- Short-Term Effects: There are some immediate effects that you will be able to see right after a football brain injury. These include disorientation, blurry vision, nausea, and difficulty in concentration. All of these, in some way or the other, will affect the player’s playing capability. There have been cases where the player was temporarily or even permanently asked to take a break from playing so that they can get sufficient time to recover from their injuries.
- Long-Term Effects: The long-term effects of brain damage from football have become a significant topic of discussion among experts owing to the destructive nature of these effects that ruin a person’s quality of life. For example, players with CTE have experienced havoc in their lives in their post-retirement stage. If the brain damage progresses, the players also experience complete loss of memory, mood swings, depression, and other personality disorders, all of which affect their way of life.
What Can You Do?
To prevent concussions and other brain damage in footballers, they have been advised to use several protective gear, for example, mouthguards and helmets. But are these protective gear sufficient to protect the players against CTE or concussions?
Unfortunately, despite their best efforts, these gears alone are not enough. They can indeed stand against skull fractures, but when it comes to concussions, they are not as reliable.
According to studies, wearing football helmets can reduce the risk of encountering brain trauma in football by 20%, and that’s not much at all. Similarly, if the player wears a concussion prevention headband, it will reduce the risk to a certain extent, but not enough to be considered a full-proof mechanism against concussions. It’s safe to say that research conducted in this field to find effective safety equipment for football players has been largely inconclusive.
Thus, as of now, awareness and proper education is the best way to prevent football injury and brain damage. Some essential tips to keep in mind are:
- Irrespective of whether you are simply practicing or playing on the final day of the game, never skip the safety equipment. Wear it at all times.
- There might be uneven spots on the playing field.

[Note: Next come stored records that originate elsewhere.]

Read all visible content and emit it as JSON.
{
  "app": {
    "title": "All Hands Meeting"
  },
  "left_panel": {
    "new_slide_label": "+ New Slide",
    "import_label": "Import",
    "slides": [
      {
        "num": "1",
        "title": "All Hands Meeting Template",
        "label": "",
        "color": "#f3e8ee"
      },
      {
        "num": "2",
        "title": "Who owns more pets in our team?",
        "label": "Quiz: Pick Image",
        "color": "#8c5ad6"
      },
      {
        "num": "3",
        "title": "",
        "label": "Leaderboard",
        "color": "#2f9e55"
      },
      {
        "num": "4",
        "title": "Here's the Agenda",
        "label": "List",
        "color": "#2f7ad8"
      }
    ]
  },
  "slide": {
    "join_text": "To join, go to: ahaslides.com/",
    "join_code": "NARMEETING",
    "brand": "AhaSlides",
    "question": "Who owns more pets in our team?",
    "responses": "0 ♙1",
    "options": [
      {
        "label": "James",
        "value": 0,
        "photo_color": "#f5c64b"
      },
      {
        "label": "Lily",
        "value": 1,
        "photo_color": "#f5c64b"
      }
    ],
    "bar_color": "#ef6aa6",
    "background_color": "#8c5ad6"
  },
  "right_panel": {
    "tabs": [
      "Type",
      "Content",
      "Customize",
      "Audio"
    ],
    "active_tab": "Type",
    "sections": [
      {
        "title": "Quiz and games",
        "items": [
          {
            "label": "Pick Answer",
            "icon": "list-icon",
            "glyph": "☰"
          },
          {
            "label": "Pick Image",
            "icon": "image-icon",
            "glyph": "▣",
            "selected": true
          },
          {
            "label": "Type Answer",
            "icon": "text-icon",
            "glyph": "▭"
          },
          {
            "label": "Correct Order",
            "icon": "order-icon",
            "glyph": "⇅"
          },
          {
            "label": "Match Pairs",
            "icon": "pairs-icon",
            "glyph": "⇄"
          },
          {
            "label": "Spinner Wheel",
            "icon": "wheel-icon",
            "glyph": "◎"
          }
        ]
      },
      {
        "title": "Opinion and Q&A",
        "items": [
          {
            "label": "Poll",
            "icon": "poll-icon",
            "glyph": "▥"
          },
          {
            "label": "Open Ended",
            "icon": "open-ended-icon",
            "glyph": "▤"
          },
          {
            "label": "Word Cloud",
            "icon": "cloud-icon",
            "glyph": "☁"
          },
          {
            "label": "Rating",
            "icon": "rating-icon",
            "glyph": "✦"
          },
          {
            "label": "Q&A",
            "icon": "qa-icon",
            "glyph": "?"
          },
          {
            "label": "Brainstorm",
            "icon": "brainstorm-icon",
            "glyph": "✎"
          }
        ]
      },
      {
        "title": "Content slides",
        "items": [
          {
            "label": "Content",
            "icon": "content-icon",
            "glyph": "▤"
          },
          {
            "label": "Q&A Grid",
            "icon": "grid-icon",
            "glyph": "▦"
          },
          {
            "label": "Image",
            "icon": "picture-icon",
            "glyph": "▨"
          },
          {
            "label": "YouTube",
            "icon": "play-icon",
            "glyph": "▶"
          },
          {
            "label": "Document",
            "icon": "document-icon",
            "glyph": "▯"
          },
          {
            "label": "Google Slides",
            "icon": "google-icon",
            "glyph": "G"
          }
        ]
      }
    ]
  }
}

Examine them beforehand.
- While you are training, make sure you perform some neck-strengthening exercises.
- When on the field, don’t engage in any aggressive playing style, and never encourage such practices.
- Pad the side posts for impact.
- Make sure you use proper techniques in the game.
- Before the season begins, all participants should undergo a physical examination. With concussions being traumatic brain injuries football organizers should be more careful about player’s history. It should be investigated whether the players had faced any neck or head injuries before in their career.
- During every game, a physician should be present on the spot. If it’s not possible to make this happen, then emergency measures should be devised so that in case a person experiences such an injury, every staff member knows what to do.
- In football traumatic brain injury can leave lifelong consequences, as we have already discussed in this blog. Hence, it’s imperative that the coaches teach the athletes proper blocking and tackling skills so that they know how to keep their heads out of the way when the football is coming.
- Using heads as battering rams should be highly discouraged by coaches.
- If a player has started showing signs of brain injury football organizers should ensure that the player gets immediate medical attention.
Continued research is being done in this field to explore the brain-related injuries that can happen in the game of football and the consequences they leave. Retired football players often give their firsthand experiences of such head trauma, which is then utilized in ongoing research to ensure maximum safety can be ensured for the players and proper safety equipment can be devised. Contact us today!